REQUIREMENT >> Pull out every line below holding the word "Configuration".

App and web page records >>
== Segment start ==

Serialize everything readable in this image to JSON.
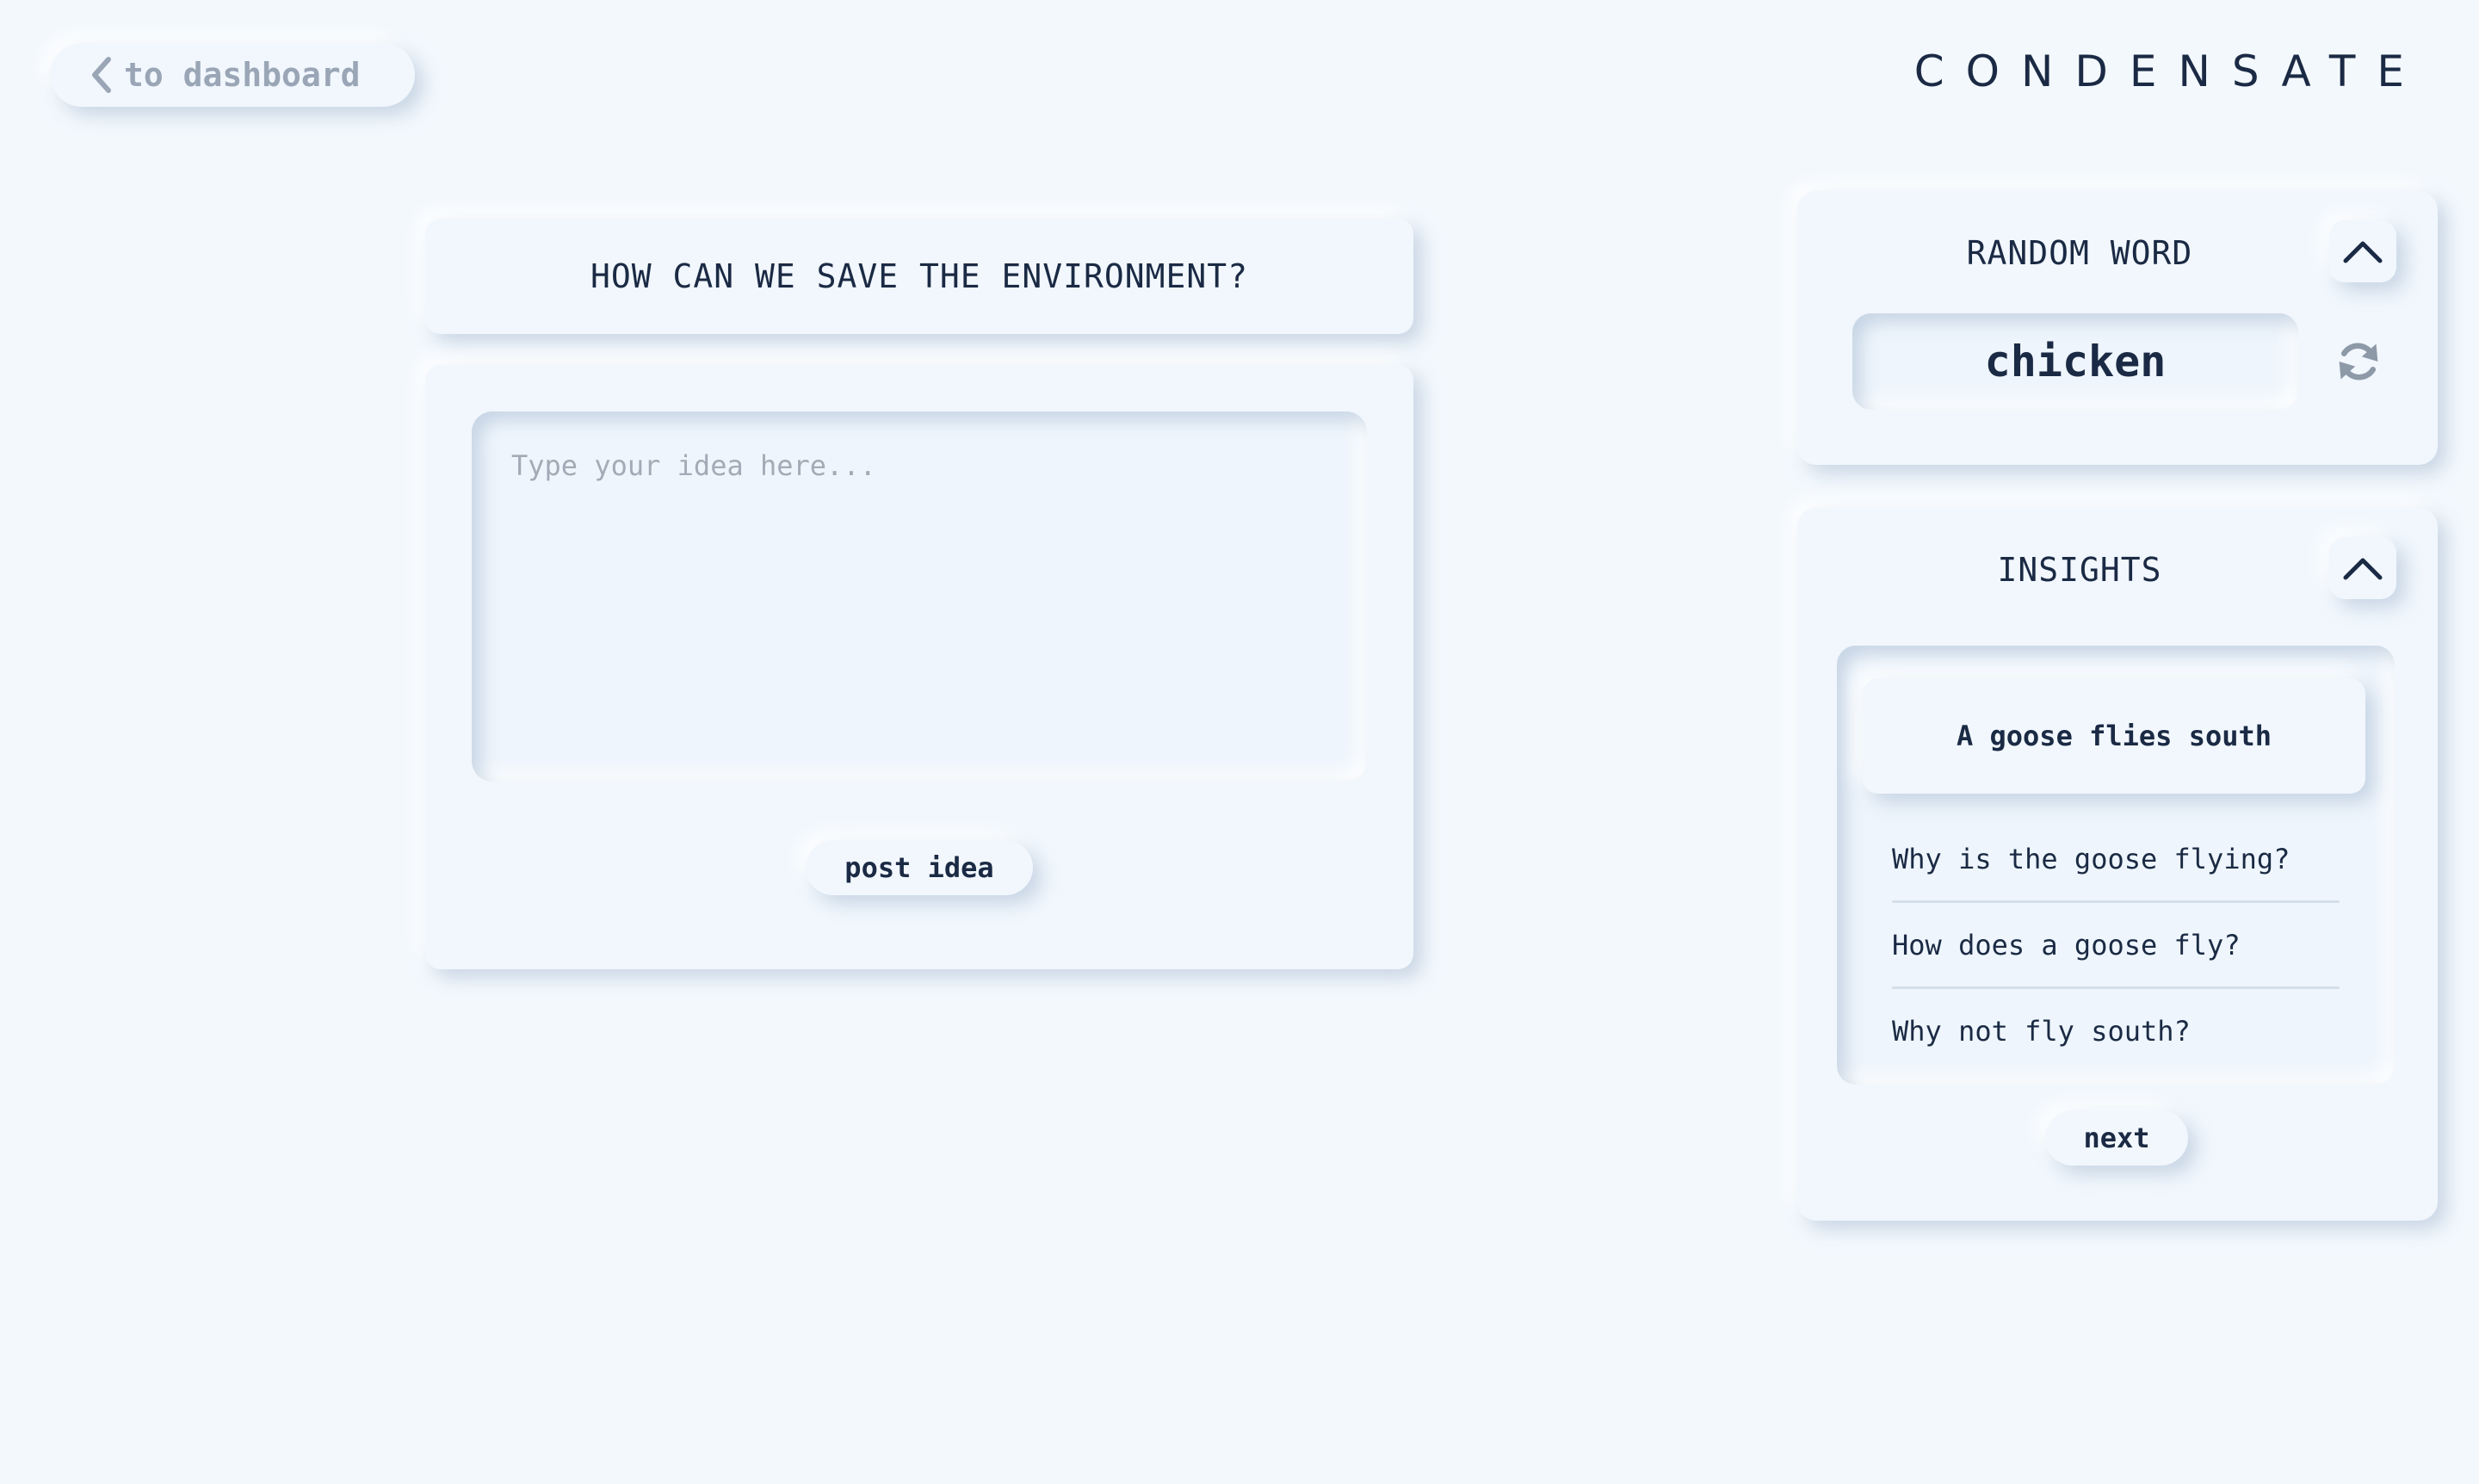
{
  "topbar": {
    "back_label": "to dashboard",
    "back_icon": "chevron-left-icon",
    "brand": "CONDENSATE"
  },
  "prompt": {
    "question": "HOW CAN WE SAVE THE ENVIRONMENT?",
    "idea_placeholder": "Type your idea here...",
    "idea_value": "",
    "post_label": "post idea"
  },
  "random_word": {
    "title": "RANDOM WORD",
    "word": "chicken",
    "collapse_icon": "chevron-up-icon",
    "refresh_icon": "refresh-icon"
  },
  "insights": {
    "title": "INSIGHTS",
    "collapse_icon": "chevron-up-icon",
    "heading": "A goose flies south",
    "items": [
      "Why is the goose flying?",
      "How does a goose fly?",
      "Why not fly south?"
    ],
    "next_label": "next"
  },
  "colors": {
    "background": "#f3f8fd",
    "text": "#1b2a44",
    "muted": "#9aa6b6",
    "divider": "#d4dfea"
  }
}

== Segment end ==
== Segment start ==

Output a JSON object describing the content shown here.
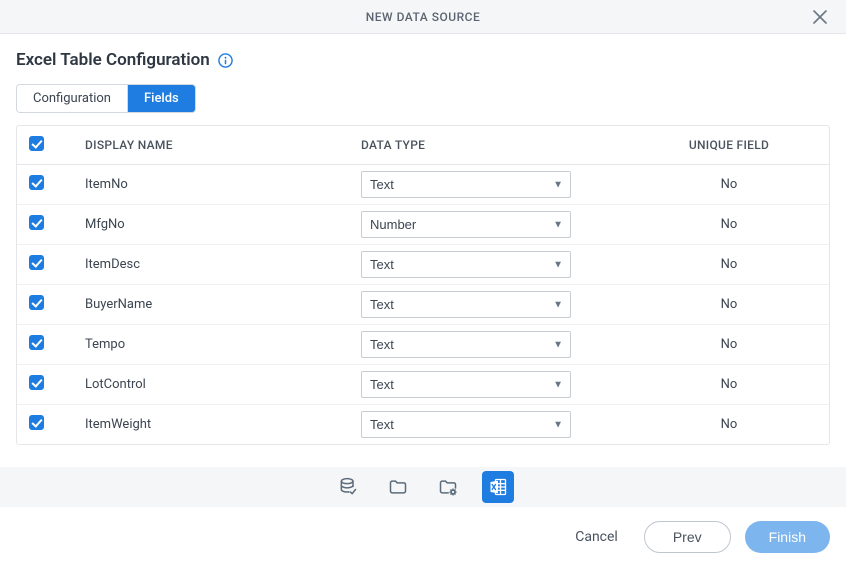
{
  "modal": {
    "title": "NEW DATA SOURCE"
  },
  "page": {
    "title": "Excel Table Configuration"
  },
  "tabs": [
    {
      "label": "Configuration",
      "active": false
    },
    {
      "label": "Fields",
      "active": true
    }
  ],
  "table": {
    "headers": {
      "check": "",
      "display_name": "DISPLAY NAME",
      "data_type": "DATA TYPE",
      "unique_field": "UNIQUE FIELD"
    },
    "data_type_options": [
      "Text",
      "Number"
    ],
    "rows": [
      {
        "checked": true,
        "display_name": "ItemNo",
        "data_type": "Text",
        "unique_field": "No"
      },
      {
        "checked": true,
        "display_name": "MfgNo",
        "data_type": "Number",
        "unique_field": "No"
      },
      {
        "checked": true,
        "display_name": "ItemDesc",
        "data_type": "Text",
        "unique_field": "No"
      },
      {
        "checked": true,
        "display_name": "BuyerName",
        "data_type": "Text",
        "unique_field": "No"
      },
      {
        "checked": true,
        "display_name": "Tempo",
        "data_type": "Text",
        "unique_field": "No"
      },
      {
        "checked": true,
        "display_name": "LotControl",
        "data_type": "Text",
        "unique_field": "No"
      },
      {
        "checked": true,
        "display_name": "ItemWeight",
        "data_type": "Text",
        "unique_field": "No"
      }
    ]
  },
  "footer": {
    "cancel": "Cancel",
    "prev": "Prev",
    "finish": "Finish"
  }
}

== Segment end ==

RESULT FOR THIS TASK >>
    "title": "Excel Table Configuration"
      "label": "Configuration",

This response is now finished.